As a slight change of pace, I want to pitch a teaching-related question to the community. Here’s the question: what are the general rules for using PowerPoint effectively as a teaching tool?
The reason I ask is because the answers I have received over the years are remarkably inconsistent. Within the context of my own education, I learned how to do an enormous amount of cool things in PowerPoint during my computer technology courses in high school. Then in college, I learned that we were generally not supposed to use most of those tools (e.g., elaborate transitions, dynamic effects, embedded audio/video) because they distracted members of the audience from the substance of your presentation. I was later told that PowerPoints should contain virtually no text and be almost entirely graphical in nature, but I’ve also seen comedic routines that highlight how convoluted or unnecessary graphs only serve to make the presentation more confusing. I have also witnessed presentations that feature extremely text-heavy slides (e.g., detailed presentations of arguments regimented into premises and conclusions) but are nevertheless excellent. I have been told by some students that text-heavy slides are boring, but other students have told me that text-heavy slides are sometimes preferable because they better serve as aids for reviewing material or outlining key ideas in lectures.

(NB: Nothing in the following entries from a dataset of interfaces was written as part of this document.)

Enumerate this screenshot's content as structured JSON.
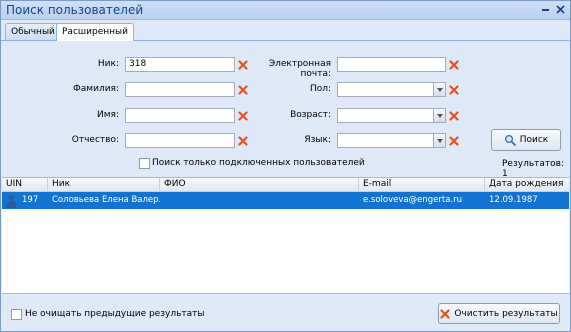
{
  "window": {
    "title": "Поиск пользователей"
  },
  "tabs": [
    {
      "label": "Обычный"
    },
    {
      "label": "Расширенный"
    }
  ],
  "form": {
    "nick_label": "Ник:",
    "nick_value": "318",
    "surname_label": "Фамилия:",
    "surname_value": "",
    "name_label": "Имя:",
    "name_value": "",
    "patronymic_label": "Отчество:",
    "patronymic_value": "",
    "email_label": "Электронная почта:",
    "email_value": "",
    "gender_label": "Пол:",
    "gender_value": "",
    "age_label": "Возраст:",
    "age_value": "",
    "language_label": "Язык:",
    "language_value": "",
    "online_only_label": "Поиск только подключенных пользователей",
    "online_only_checked": false,
    "search_button": "Поиск",
    "results_count": "Результатов: 1"
  },
  "results": {
    "columns": [
      "UIN",
      "Ник",
      "ФИО",
      "E-mail",
      "Дата рождения"
    ],
    "rows": [
      {
        "uin": "197",
        "nick": "Соловьева Елена Валер...",
        "fio": "",
        "email": "e.soloveva@engerta.ru",
        "birth": "12.09.1987",
        "icon": "user-icon",
        "selected": true
      }
    ]
  },
  "footer": {
    "keep_results_label": "Не очищать предыдущие результаты",
    "keep_results_checked": false,
    "clear_button": "Очистить результаты"
  },
  "colors": {
    "selection": "#1273d1",
    "title": "#15428b",
    "clear_icon": "#e2531f"
  }
}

Despite all this disagreement, however, it’s clear that some PowerPoint presentations are genuinely lackluster. The phenomenon of experiencing a bad PowerPoint presentation is so common that the phrase “death by powerpoint” has been coined to describe it, and it is not hard to find how-to lists and Ted Talks devoted to crafting better PowerPoint presentations. Even TeachPhilosophy101 has a section on the topic. So here’s where we come back to the starting question: what are the general rules for using PowerPoint effectively as a teaching tool? I haven’t found many that avoid having a ton of exceptions, but I feel confident in listing a few:
- Avoid using small text.
- Avoid putting more than 6 objects (i.e., items of interest) on a single slide. There’s pretty strong psychological evidence that people have much more difficulty processing 7 items or more than processing 6 items or less.
- Take advantage of contrast to make text easier to read and to highlight what’s most important on each slide.
- Keep graphs simple, and make sure the labels are large enough to be read easily.
- Have your presentation largely committed to memory so that you do not have to read your PowerPoint slides.
I assume these same rules would also apply to PowerPoint alternatives like Prezi and Adobe Slate, though I have little firsthand experience with those presentation mediums. (Readers should feel free to mention whether they think different rules apply to those alternatives.) Is there anything else that we can add to this list? Or do any of you think that some of the rules I’ve listed are misguided?